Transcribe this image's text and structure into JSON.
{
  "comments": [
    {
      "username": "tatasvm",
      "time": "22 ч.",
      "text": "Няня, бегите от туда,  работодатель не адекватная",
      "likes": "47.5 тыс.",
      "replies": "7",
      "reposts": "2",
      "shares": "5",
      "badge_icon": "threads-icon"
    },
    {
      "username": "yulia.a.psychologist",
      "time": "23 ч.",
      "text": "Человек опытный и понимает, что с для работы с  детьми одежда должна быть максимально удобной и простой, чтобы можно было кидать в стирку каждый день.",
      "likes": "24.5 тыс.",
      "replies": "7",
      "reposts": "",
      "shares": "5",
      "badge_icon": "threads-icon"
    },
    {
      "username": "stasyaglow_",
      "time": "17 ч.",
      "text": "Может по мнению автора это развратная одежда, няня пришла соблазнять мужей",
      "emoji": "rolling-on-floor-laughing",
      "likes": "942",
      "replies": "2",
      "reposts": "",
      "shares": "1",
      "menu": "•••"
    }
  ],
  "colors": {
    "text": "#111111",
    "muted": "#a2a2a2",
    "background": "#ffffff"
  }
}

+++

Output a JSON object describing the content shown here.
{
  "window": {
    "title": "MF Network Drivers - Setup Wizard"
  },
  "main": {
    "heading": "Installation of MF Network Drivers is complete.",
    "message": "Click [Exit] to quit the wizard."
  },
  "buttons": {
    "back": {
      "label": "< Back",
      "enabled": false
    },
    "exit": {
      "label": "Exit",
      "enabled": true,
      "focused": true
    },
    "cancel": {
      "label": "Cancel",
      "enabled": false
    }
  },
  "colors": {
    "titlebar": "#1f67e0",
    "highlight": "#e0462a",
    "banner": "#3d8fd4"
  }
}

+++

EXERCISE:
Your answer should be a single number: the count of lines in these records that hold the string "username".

ANSWER FOR THE TASK:
3